The US Federal Reserve adopted QE in three major tranches. QE 1 and QE 2 defined specific volumes of asset purchases (including US Treasuries and ABS). Those tranches were generally targeted at boosting liquidity, whereas QE 3 was targeted at boosting the effectiveness of the monetary transmission mechanism. QE 3 also differed from QE 1 and QE 2 in that monthly purchase quotas of Treasuries and ABS were nominated without tying the program to a specific total volume.
I expect that structure of QE 3 should be adopted by RBA if it decides to purchase CGS (Commonwealth Government Securities).
Westpac has previously estimated that the supply of CGS that might be available for purchase by the RBA is probably around AUD 140 billion ( due to the majority of the AUD 600 billion on issue being “locked” in the portfolios of overseas investors, particularly central banks). Of course, the Federal government’s commitment to Budget surpluses from 2019/20 further tightens the available supply (current Budget forecasts are for surpluses of AUD 7 billion in 2019/220; AUD 11 billion in 2020/21; and AUD 17.8 billion in 2021/22).
Readers may be aware that Westpac has set out a “plan” to bring forward the personal tax cuts which are legislated for July 2022 to July 2020 in two tranches, providing the economy with a timely boost while allowing slim surpluses in 2020/21 and 2021/2022 of around AUD 4 billion in each year.
In any case, that limited supply of tradeable CGS should not deter a QE strategy. However it must take the form of an open ended monthly purchase commitment of, say, AUD 2-3 billion rather than a specific total target.
One of the RBA’s most important objectives behind unconventional policies should be to convince the market that it has an ongoing easing commitment.
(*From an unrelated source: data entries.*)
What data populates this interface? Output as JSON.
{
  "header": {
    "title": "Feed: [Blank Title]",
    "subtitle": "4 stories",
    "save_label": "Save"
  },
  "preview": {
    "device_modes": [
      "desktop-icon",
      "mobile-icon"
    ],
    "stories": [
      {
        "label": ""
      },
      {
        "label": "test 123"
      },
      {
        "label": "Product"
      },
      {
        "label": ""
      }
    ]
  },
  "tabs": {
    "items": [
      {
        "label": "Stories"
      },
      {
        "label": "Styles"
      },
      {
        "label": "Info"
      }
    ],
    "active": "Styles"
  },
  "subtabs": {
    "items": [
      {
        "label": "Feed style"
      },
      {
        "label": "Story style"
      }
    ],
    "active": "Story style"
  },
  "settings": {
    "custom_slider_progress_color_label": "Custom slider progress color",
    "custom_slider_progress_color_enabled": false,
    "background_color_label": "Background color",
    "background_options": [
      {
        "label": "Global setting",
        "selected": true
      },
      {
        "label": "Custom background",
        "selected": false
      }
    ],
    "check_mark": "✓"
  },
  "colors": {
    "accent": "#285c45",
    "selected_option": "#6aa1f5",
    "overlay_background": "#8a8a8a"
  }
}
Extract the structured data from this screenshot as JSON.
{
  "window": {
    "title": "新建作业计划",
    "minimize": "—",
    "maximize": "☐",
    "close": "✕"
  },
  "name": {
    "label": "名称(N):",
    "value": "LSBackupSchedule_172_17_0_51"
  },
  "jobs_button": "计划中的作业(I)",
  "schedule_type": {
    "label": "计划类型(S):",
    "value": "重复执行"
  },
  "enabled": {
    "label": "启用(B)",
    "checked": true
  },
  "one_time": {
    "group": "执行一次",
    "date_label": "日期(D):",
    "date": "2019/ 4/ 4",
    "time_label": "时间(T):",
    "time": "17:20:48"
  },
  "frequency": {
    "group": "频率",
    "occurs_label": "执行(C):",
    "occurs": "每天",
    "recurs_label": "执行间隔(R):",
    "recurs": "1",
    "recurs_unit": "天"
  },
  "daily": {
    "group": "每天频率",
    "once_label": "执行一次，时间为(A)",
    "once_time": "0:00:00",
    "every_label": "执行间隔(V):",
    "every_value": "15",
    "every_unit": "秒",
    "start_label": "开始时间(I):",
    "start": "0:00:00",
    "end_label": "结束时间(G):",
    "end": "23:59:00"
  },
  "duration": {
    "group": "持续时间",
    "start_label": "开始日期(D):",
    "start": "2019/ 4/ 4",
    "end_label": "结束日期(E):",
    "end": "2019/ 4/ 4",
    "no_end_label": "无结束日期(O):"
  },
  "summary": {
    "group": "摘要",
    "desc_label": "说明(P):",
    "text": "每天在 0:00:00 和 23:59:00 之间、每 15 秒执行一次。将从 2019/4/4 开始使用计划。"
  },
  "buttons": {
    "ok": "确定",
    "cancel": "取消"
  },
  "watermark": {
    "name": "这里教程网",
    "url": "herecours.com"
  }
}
That could be achieved with an open ended monthly program rather than a finite program, which, once completed, would risk upward pressure on the AUD as the market perceived the RBA as “done”.
Purchases of other securities, including RMBS, (around AUD 80 billion currently available) should also be considered with RMBS issued by the banks dominating supply (non- bank issuance around AUD 20 billion). Banks are capable of boosting RMBS supply over and above that supply required for the CLF liquidity facility through their self-securitisation processes.
Hopefully by November 26 we will see the RBA’s clearer preferences for unconventional policy so we can move on from this “constructive speculation” and assess the specific policy preferences.
To again return to the November Board meeting, the minutes also discusses the Staff’s revised growth outlook. As we noted in the discussion of the SMP, there were very few changes in the RBA’s forecasts. The RBA continues to forecast trend growth (2.8%) in 2020, and above-trend growth (3.1%) in 2021. Westpac is forecasting 2.4% growth in 2020, with the major differences being around the outlook for business investment and dwelling construction. In fact, the minutes highlight that the RBA remains uncertain about the pace of recovery in the dwelling cycle with one of the key factors being the impact of rising prices in the established market on new construction of detached dwellings.
Westpac, which sees the bringing forward of the legislated personal tax cuts as central to boosting demand through 2020, would be much more comfortable if the RBA had a more “downbeat” view on growth next year. The case for tax cuts is not assisted by RBA growth forecasts pointing to a return to trend growth.
Commentary around the international outlook continues to point to risks being tilted to the downside. However, a key reason justifying the decision not to move in November was around the “decline in pessimism” which had been signalled by global financial markets. A further reason to delay any more cuts is to await outcomes for the global economy, with the developments around the US-China trade conflict being front of mind.
Recent developments would not be encouraging but, we expect, insufficiently disturbing to trigger an unexpected move in December.
The minutes provide little support for a December rate cut but certainly keep our preferred timing – next February – in the picture.
We will be eager to see more light cast on the RBA’s intentions around unconventional policies next Tuesday.